### ENTRIES PROVIDED
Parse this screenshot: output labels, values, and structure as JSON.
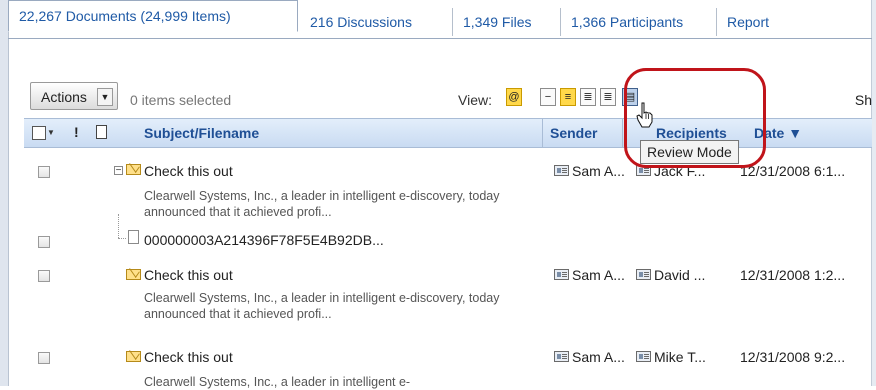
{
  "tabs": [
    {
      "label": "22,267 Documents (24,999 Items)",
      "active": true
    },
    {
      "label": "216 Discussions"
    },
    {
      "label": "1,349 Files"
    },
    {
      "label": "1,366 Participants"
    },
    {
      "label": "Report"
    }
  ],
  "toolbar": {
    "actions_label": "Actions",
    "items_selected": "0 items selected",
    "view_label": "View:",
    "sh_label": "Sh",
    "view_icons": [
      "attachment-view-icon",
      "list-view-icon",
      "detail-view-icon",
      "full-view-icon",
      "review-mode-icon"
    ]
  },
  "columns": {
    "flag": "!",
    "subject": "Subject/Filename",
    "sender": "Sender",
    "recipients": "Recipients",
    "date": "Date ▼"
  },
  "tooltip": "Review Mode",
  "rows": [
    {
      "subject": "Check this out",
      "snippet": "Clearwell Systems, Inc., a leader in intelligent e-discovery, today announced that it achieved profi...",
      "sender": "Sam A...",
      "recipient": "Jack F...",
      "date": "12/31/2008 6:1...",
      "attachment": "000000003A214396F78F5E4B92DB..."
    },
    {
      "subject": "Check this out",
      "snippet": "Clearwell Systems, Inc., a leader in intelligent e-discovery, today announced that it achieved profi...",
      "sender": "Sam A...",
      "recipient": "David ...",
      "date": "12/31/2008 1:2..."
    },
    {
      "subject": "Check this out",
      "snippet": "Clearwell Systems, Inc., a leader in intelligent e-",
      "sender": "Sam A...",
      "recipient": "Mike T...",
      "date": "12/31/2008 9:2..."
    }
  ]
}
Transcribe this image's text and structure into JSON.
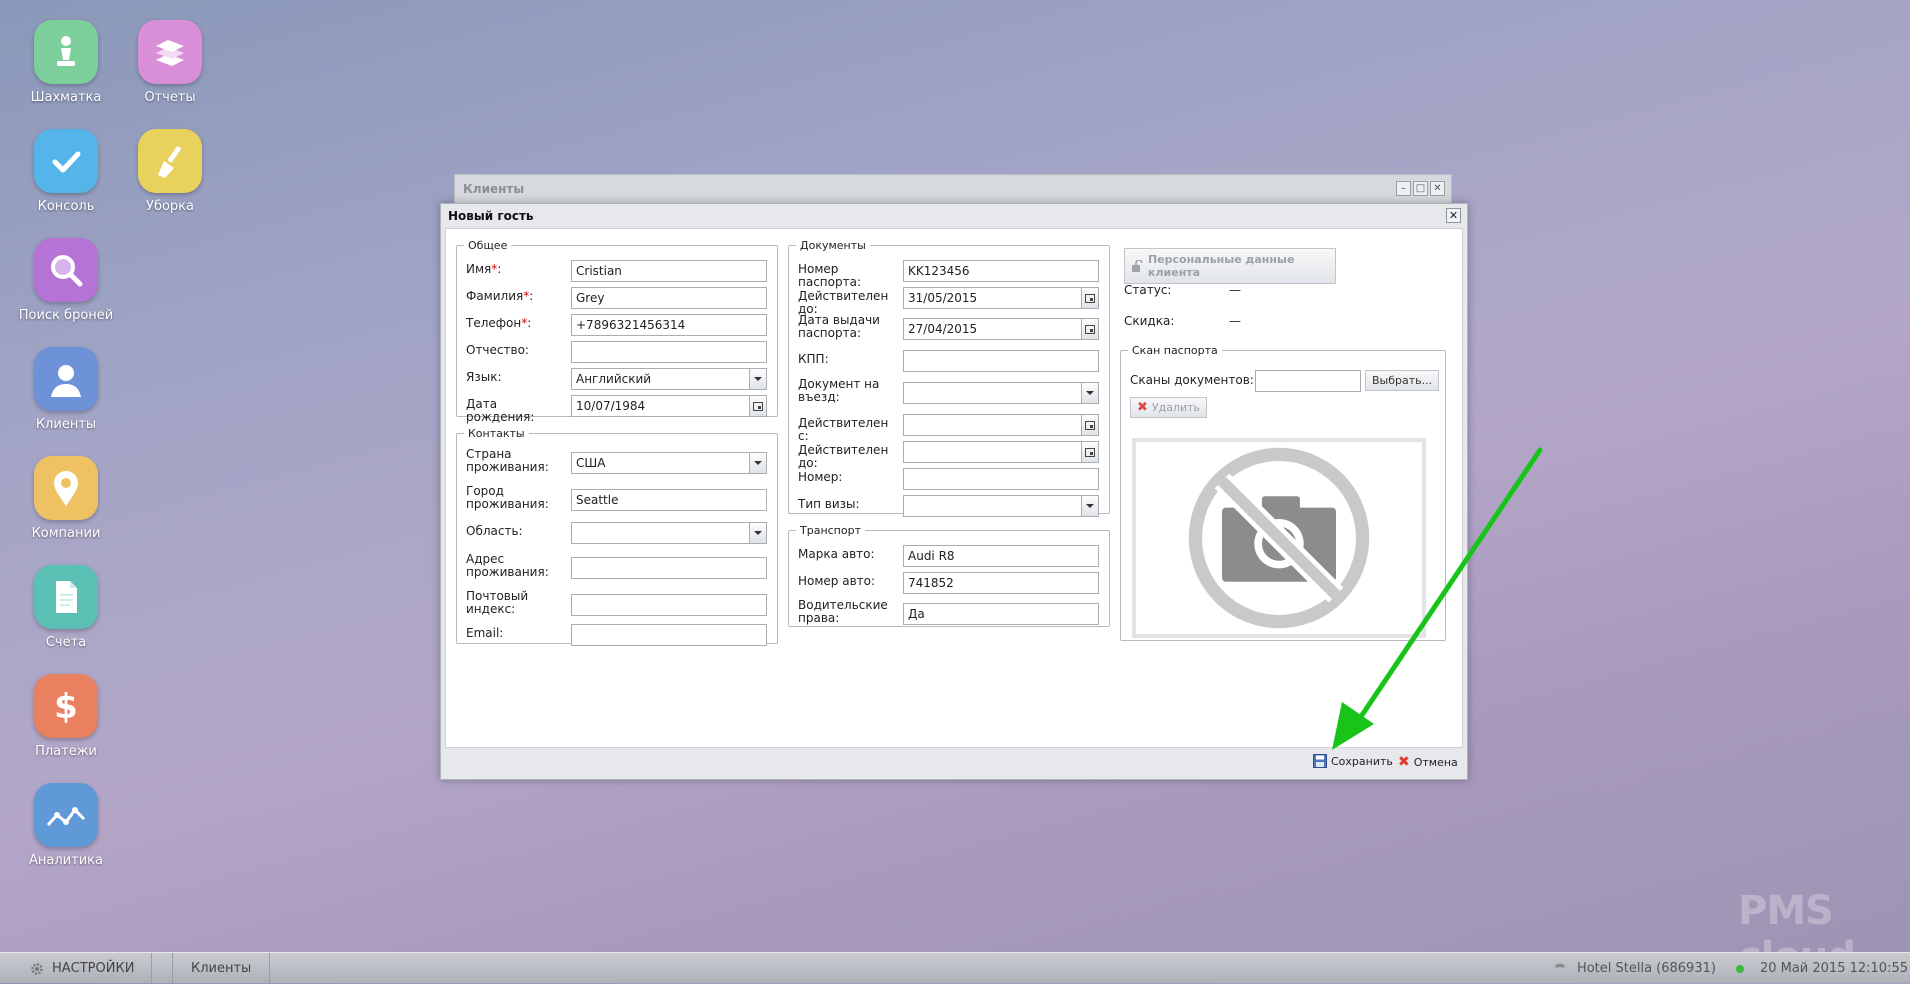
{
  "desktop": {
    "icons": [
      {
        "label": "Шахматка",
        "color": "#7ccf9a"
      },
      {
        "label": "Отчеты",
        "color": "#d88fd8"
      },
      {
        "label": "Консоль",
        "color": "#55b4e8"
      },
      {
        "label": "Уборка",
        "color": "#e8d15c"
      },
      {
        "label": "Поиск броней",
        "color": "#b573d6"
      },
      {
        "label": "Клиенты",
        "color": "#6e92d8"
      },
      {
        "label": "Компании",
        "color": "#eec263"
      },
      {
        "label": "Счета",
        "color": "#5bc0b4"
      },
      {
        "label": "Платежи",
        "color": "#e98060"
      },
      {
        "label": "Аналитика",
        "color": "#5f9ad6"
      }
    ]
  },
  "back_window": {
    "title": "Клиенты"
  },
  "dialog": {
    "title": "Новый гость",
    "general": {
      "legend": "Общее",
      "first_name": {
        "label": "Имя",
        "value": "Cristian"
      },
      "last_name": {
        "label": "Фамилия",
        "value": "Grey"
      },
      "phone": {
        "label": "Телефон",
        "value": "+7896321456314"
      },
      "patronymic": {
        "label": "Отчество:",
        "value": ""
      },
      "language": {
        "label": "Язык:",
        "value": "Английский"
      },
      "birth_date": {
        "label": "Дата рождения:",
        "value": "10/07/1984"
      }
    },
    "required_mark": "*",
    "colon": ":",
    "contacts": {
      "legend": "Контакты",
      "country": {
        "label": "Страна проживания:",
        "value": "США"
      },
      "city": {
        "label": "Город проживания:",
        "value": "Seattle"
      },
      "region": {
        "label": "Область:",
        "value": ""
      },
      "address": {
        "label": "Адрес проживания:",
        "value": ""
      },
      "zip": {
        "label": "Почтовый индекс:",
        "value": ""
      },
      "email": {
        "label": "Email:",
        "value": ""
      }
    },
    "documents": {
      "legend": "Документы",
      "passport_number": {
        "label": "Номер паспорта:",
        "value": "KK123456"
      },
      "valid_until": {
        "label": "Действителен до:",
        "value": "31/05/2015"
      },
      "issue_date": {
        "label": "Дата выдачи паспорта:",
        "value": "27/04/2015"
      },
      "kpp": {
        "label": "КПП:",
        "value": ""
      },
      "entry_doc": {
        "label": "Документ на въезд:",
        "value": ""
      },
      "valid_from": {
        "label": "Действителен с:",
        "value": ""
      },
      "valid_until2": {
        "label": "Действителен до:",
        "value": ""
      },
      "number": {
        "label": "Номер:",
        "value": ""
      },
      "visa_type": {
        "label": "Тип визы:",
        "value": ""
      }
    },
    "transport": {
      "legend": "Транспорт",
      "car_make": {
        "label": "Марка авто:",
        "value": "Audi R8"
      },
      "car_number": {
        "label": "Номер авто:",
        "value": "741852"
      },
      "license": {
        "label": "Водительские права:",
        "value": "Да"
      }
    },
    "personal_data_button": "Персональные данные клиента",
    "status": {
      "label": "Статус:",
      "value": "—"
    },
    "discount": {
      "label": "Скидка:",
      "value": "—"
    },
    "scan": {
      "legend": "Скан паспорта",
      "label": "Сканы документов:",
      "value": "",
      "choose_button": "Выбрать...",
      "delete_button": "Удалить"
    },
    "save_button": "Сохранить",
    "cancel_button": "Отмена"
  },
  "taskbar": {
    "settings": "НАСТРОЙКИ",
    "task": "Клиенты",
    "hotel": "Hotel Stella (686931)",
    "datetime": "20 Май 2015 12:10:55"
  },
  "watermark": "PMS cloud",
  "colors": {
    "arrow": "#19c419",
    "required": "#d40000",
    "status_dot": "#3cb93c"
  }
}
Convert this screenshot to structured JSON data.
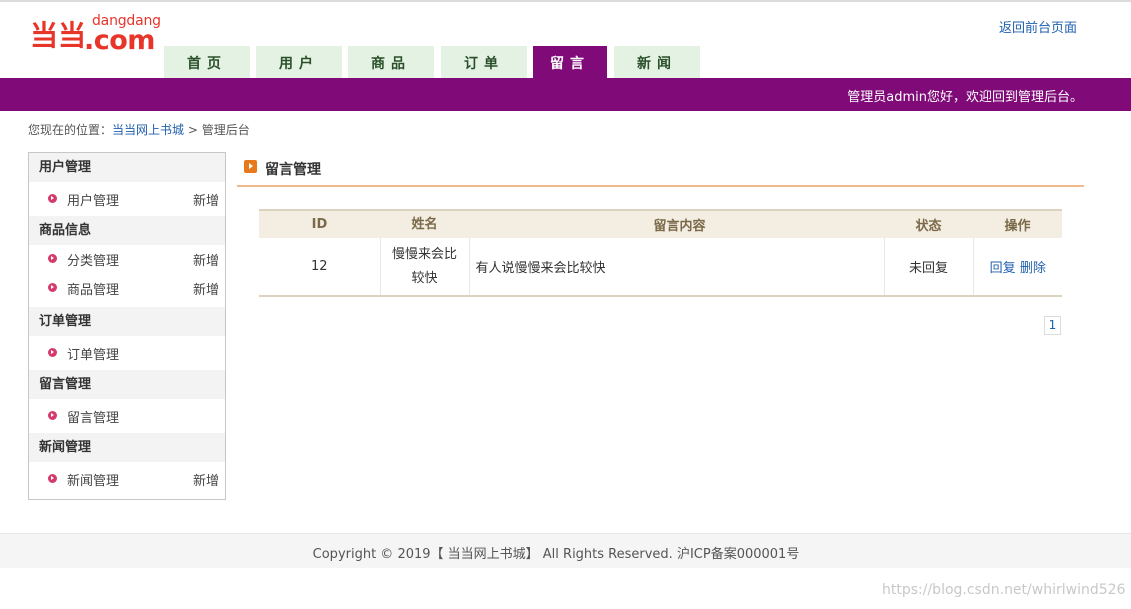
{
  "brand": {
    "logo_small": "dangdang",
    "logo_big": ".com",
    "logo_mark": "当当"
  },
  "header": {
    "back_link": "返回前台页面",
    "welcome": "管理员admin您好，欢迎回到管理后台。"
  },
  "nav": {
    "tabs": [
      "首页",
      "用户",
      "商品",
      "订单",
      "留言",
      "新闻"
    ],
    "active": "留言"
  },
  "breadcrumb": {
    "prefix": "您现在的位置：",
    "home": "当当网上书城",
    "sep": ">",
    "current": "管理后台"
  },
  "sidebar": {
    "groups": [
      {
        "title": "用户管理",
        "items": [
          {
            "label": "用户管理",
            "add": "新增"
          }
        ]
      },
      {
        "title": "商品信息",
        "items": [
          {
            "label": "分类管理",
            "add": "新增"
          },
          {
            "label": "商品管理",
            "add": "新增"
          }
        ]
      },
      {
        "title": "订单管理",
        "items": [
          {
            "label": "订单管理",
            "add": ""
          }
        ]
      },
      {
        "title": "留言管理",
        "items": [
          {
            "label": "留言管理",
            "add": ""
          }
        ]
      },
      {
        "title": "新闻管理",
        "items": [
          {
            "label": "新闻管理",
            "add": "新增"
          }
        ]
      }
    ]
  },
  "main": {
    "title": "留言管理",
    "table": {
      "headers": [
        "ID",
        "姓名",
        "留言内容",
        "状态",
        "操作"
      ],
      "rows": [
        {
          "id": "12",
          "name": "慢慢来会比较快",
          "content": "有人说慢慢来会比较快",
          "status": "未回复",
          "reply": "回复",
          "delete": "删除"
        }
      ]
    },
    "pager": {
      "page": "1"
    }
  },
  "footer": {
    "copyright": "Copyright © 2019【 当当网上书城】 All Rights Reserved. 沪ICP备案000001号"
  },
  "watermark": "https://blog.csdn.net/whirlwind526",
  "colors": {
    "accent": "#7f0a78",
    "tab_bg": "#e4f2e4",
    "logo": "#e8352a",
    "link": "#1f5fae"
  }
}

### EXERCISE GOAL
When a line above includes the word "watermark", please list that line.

### EXERCISE SOLUTION
  "watermark": "PMS cloud",
  "watermark": "https://blog.csdn.net/whirlwind526",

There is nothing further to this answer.